→ **Exercise data**:
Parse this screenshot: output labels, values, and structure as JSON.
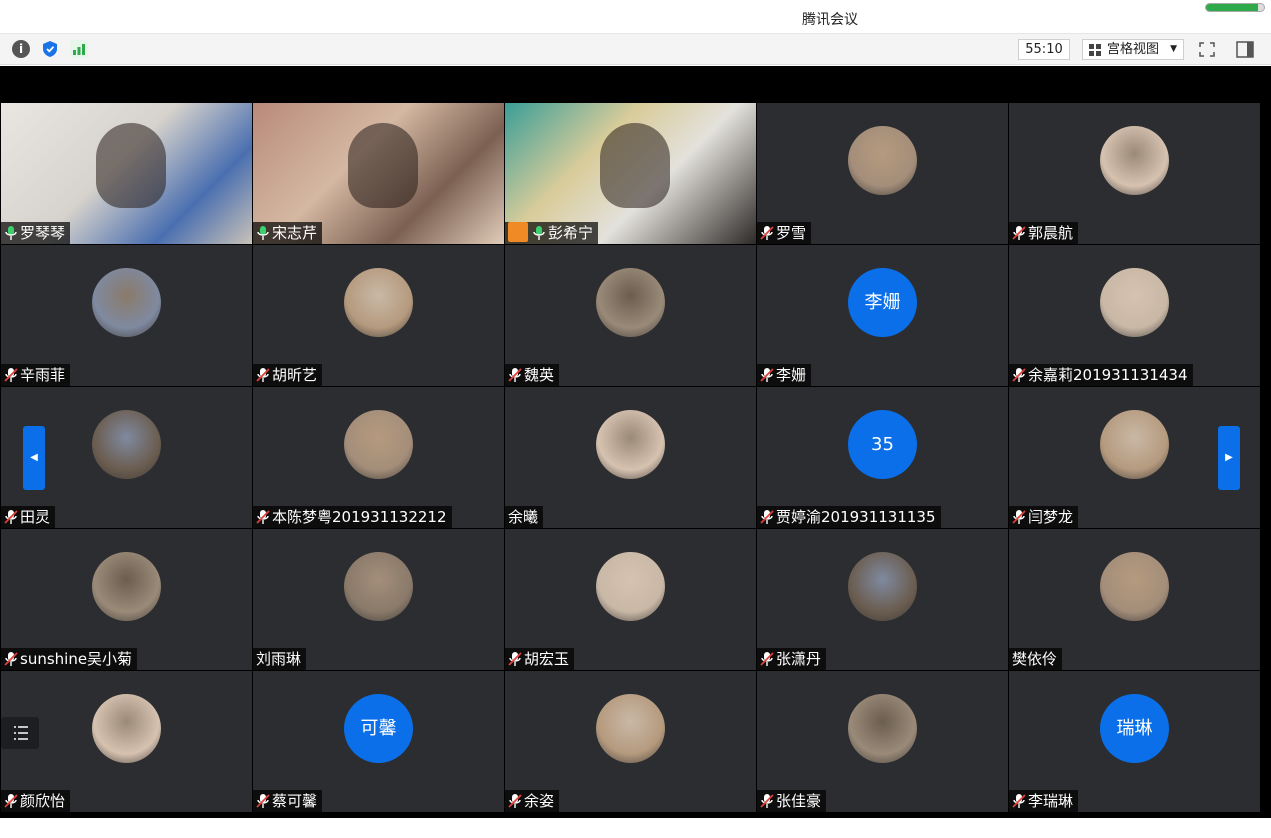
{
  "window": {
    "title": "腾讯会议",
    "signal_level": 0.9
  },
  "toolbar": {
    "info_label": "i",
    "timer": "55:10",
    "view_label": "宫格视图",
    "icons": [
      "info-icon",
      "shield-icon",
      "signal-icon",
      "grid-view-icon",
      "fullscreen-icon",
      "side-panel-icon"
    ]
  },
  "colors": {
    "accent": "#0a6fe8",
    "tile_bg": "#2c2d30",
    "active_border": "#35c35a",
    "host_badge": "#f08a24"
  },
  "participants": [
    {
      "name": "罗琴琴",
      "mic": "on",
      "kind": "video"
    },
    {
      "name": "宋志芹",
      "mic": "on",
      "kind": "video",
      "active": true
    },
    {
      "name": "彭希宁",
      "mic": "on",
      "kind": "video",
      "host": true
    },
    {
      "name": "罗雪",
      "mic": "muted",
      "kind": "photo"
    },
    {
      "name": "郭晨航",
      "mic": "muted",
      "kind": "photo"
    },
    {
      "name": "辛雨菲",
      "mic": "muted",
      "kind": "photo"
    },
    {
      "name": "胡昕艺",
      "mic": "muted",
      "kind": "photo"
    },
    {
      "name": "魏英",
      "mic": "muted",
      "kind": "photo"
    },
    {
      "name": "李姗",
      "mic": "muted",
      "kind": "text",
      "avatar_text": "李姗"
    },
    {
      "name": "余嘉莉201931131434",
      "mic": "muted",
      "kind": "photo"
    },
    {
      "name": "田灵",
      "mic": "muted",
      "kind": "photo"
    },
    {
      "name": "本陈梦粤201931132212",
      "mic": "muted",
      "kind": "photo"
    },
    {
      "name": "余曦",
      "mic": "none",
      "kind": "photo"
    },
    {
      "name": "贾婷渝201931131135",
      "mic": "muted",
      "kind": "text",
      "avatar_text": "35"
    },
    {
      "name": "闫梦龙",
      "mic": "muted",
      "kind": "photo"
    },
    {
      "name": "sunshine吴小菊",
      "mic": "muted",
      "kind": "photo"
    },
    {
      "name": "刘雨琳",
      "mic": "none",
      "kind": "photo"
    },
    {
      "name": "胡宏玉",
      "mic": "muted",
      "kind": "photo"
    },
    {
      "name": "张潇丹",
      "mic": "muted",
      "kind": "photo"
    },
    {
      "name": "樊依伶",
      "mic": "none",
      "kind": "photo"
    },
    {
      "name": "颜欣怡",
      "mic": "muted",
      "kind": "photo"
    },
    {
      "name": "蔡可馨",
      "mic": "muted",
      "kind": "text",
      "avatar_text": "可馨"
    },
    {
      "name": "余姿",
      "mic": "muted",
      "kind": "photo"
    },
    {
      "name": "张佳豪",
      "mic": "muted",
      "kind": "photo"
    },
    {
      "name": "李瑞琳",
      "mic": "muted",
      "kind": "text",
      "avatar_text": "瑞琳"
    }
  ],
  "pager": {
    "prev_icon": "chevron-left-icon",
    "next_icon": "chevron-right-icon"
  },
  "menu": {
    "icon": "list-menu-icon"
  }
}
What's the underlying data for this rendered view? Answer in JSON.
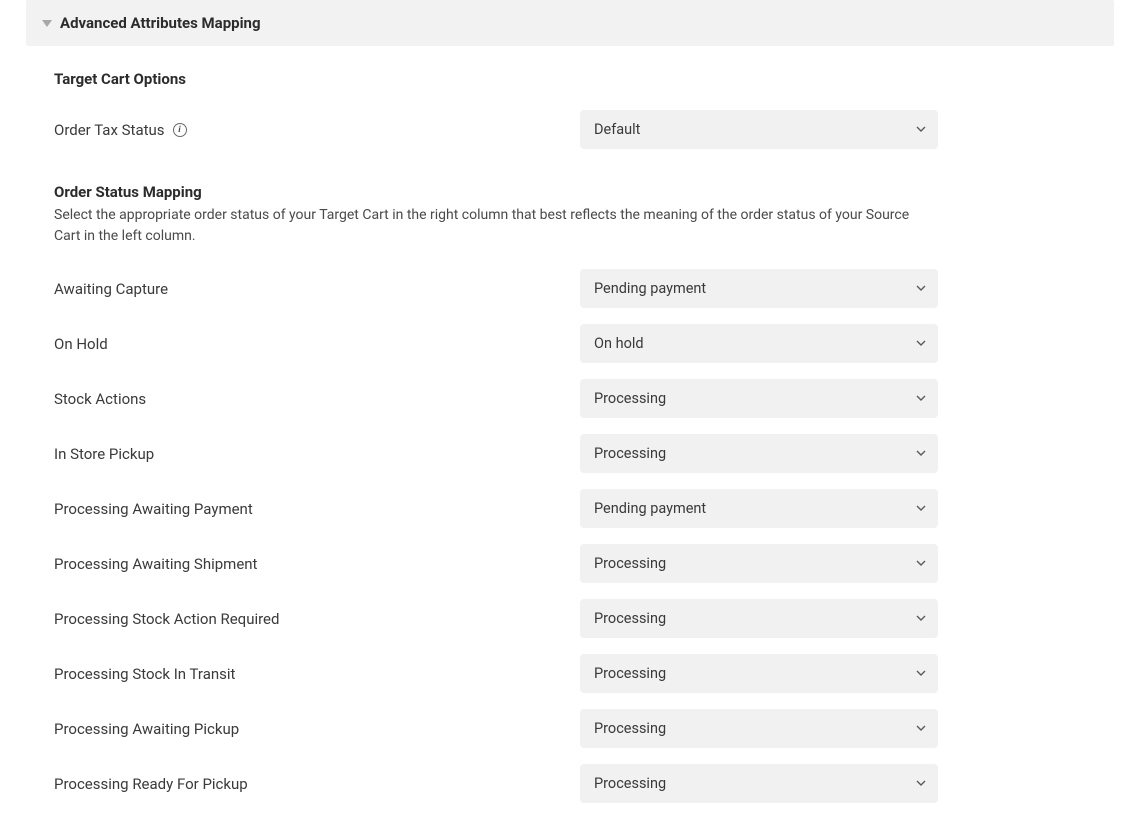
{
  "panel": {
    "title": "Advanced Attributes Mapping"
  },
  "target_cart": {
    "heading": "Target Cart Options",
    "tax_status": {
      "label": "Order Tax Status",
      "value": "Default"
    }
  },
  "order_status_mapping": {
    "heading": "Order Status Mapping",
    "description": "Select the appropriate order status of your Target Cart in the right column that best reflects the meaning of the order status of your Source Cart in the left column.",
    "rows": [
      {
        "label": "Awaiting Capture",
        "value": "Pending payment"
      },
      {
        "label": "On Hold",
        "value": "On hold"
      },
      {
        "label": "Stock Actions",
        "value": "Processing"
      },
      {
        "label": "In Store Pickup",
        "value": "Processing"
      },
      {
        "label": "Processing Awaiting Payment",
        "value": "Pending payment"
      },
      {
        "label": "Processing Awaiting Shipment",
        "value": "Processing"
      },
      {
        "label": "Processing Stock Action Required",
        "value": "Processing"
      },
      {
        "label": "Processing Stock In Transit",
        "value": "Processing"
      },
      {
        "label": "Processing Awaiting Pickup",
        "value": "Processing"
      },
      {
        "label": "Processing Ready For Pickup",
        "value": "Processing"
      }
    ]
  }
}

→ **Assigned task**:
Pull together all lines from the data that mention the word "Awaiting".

→ **Result of the exercise**:
        "label": "Awaiting Capture",
        "label": "Processing Awaiting Payment",
        "label": "Processing Awaiting Shipment",
        "label": "Processing Awaiting Pickup",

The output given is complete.